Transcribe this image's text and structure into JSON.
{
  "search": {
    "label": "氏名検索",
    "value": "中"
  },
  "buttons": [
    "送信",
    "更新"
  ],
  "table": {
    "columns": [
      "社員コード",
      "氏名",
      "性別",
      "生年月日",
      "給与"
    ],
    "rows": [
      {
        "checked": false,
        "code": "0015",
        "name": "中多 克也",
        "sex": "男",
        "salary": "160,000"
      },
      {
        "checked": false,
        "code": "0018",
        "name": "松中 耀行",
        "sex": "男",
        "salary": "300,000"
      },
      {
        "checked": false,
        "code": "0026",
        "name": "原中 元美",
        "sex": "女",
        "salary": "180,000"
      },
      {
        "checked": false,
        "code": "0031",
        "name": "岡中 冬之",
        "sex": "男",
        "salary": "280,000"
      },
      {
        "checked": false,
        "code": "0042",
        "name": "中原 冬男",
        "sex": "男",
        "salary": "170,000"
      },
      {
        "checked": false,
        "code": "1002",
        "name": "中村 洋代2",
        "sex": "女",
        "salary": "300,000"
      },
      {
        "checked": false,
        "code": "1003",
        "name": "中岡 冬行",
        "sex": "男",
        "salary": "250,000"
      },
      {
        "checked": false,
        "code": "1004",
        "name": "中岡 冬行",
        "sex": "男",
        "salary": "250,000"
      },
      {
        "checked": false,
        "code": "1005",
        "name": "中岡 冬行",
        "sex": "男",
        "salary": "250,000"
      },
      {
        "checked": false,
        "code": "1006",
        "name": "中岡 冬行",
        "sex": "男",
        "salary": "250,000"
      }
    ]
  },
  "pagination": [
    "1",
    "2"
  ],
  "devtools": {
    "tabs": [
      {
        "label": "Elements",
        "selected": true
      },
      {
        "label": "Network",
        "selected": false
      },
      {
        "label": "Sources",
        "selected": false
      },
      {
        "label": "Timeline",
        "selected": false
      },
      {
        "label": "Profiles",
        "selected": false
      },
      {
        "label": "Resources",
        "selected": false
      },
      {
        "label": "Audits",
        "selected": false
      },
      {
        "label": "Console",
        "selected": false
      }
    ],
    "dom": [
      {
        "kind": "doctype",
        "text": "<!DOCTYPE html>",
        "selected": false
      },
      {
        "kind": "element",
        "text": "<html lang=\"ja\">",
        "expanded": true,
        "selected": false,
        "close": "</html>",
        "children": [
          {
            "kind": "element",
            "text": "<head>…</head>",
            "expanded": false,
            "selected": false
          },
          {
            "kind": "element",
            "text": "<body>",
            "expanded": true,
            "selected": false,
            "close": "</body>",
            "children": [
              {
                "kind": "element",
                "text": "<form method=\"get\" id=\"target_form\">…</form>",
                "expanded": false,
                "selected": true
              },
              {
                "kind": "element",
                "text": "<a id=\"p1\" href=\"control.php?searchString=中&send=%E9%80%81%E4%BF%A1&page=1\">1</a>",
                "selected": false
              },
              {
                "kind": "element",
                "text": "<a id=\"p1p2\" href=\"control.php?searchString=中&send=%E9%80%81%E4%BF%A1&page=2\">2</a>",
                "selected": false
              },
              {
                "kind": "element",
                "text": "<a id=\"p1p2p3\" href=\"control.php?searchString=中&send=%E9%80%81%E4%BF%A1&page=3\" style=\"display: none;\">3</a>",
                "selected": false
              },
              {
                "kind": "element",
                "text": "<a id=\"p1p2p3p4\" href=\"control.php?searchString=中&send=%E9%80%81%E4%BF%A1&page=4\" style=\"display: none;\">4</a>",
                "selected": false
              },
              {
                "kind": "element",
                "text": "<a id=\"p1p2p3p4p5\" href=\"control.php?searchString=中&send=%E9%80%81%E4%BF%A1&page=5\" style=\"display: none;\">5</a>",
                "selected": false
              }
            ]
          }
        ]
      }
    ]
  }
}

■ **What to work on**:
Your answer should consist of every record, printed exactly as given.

■ **Completed task**:
Transcribe this image's text and structure into JSON.
{
  "search": {
    "label": "氏名検索",
    "value": "中"
  },
  "buttons": [
    "送信",
    "更新"
  ],
  "table": {
    "columns": [
      "社員コード",
      "氏名",
      "性別",
      "生年月日",
      "給与"
    ],
    "rows": [
      {
        "checked": false,
        "code": "0015",
        "name": "中多 克也",
        "sex": "男",
        "salary": "160,000"
      },
      {
        "checked": false,
        "code": "0018",
        "name": "松中 耀行",
        "sex": "男",
        "salary": "300,000"
      },
      {
        "checked": false,
        "code": "0026",
        "name": "原中 元美",
        "sex": "女",
        "salary": "180,000"
      },
      {
        "checked": false,
        "code": "0031",
        "name": "岡中 冬之",
        "sex": "男",
        "salary": "280,000"
      },
      {
        "checked": false,
        "code": "0042",
        "name": "中原 冬男",
        "sex": "男",
        "salary": "170,000"
      },
      {
        "checked": false,
        "code": "1002",
        "name": "中村 洋代2",
        "sex": "女",
        "salary": "300,000"
      },
      {
        "checked": false,
        "code": "1003",
        "name": "中岡 冬行",
        "sex": "男",
        "salary": "250,000"
      },
      {
        "checked": false,
        "code": "1004",
        "name": "中岡 冬行",
        "sex": "男",
        "salary": "250,000"
      },
      {
        "checked": false,
        "code": "1005",
        "name": "中岡 冬行",
        "sex": "男",
        "salary": "250,000"
      },
      {
        "checked": false,
        "code": "1006",
        "name": "中岡 冬行",
        "sex": "男",
        "salary": "250,000"
      }
    ]
  },
  "pagination": [
    "1",
    "2"
  ],
  "devtools": {
    "tabs": [
      {
        "label": "Elements",
        "selected": true
      },
      {
        "label": "Network",
        "selected": false
      },
      {
        "label": "Sources",
        "selected": false
      },
      {
        "label": "Timeline",
        "selected": false
      },
      {
        "label": "Profiles",
        "selected": false
      },
      {
        "label": "Resources",
        "selected": false
      },
      {
        "label": "Audits",
        "selected": false
      },
      {
        "label": "Console",
        "selected": false
      }
    ],
    "dom": [
      {
        "kind": "doctype",
        "text": "<!DOCTYPE html>",
        "selected": false
      },
      {
        "kind": "element",
        "text": "<html lang=\"ja\">",
        "expanded": true,
        "selected": false,
        "close": "</html>",
        "children": [
          {
            "kind": "element",
            "text": "<head>…</head>",
            "expanded": false,
            "selected": false
          },
          {
            "kind": "element",
            "text": "<body>",
            "expanded": true,
            "selected": false,
            "close": "</body>",
            "children": [
              {
                "kind": "element",
                "text": "<form method=\"get\" id=\"target_form\">…</form>",
                "expanded": false,
                "selected": true
              },
              {
                "kind": "element",
                "text": "<a id=\"p1\" href=\"control.php?searchString=中&send=%E9%80%81%E4%BF%A1&page=1\">1</a>",
                "selected": false
              },
              {
                "kind": "element",
                "text": "<a id=\"p1p2\" href=\"control.php?searchString=中&send=%E9%80%81%E4%BF%A1&page=2\">2</a>",
                "selected": false
              },
              {
                "kind": "element",
                "text": "<a id=\"p1p2p3\" href=\"control.php?searchString=中&send=%E9%80%81%E4%BF%A1&page=3\" style=\"display: none;\">3</a>",
                "selected": false
              },
              {
                "kind": "element",
                "text": "<a id=\"p1p2p3p4\" href=\"control.php?searchString=中&send=%E9%80%81%E4%BF%A1&page=4\" style=\"display: none;\">4</a>",
                "selected": false
              },
              {
                "kind": "element",
                "text": "<a id=\"p1p2p3p4p5\" href=\"control.php?searchString=中&send=%E9%80%81%E4%BF%A1&page=5\" style=\"display: none;\">5</a>",
                "selected": false
              }
            ]
          }
        ]
      }
    ]
  }
}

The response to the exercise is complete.